“Stretching helps to maintain range of motion, flexibility, and good posture and decreases the likelihood of injury during athletic activities,” says Adam Cohen, PT, DPT, physical therapist with the Burke Rehabilitation Hospital and manager of Outpatient Rehabilitation Services at White Plains Hospital. “Stretching can even help to improve balance and walking quality.”

To truly experience all the benefits, Cohen recommends stretching at least 10 to 15 minutes a day, starting as soon as you wake up. Stretching first thing in the morning can help decrease stiffness after lying in bed all night. You’ll want to incorporate some stretches throughout the day as well. “If you sit at a desk all day, it’s recommended that you get up every 20 to 30 minutes and do some stretching,” Cohen says.

Naturally, our muscles become stiffer and weaker with age, so it’s important to counteract that as much as possible. “In general, people should stretch more as they age,” Cohen advises. “Muscles work more efficiently when they’re flexible, which increases your functional capacity.” As a result, you’ll be able to do more without feeling tired, he says.

Yoga is also a wonderful practice. “I’ve found that patients who consistently practice yoga exhibit more youthful movement patterns as they age,” Cohen notes. “They haven’t slowed down as much as their peers.”

As always, stretching before and after physical activity is important. Before sports or exercise, dynamic stretches can help warm up the muscles and may include things like lunges or torso twists, depending on the activity ahead.
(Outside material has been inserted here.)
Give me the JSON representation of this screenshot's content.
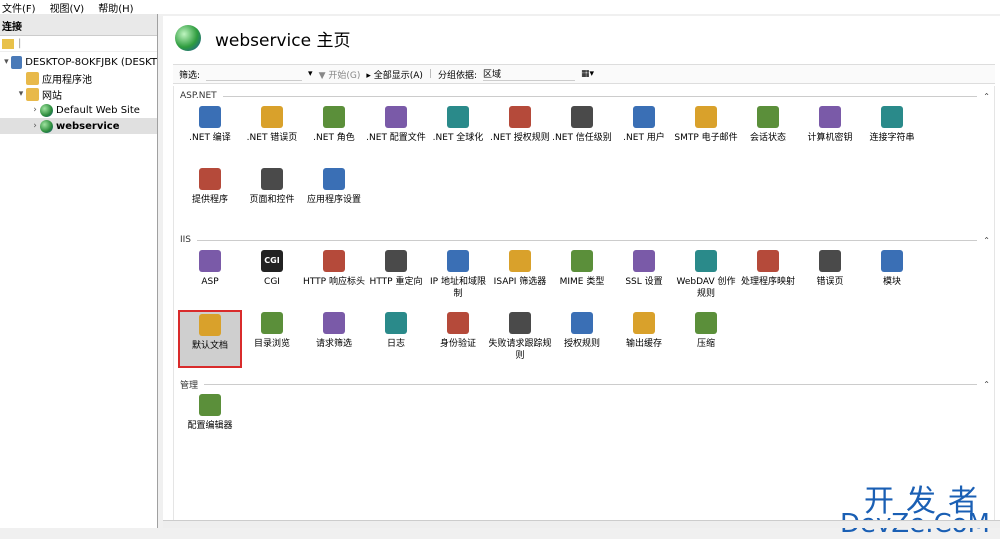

Afterward, slow static stretches will help you cool down and decrease the concentration of lactic acid, which causes soreness.

There are a few rules of thumb to keep in mind, Cohen says. When performing a stretch, be sure not to bounce; just relax and focus on your breathing. Don’t begin any exercise program without consulting a physician first (and yes, stretching is a form of exercise). And if any stretch causes a sharp pain, do not continue it.

Repeat these stretches two times for 30 seconds at least once a day:

Upper Trap Stretch

Retract your head back into a chin tuck. Place one hand behind your back and, using the other hand, gently pull your head to the side.

Posterior Capsule Stretch

Bring one arm across the body and hold with the other hand just above the elbow.

Seated Hamstring Stretch

While seated, rest your heel on the floor with your knee straight and gently lean forward until a stretch is felt behind your knee/thigh.

Child Pose Stretch

Start in a crawl position. Slowly lower your buttocks toward your feet until a stretch is felt along your back and/or buttocks.

Visit our website for more information about Physical and Rehabilitative Therapy at White Plains Hospital.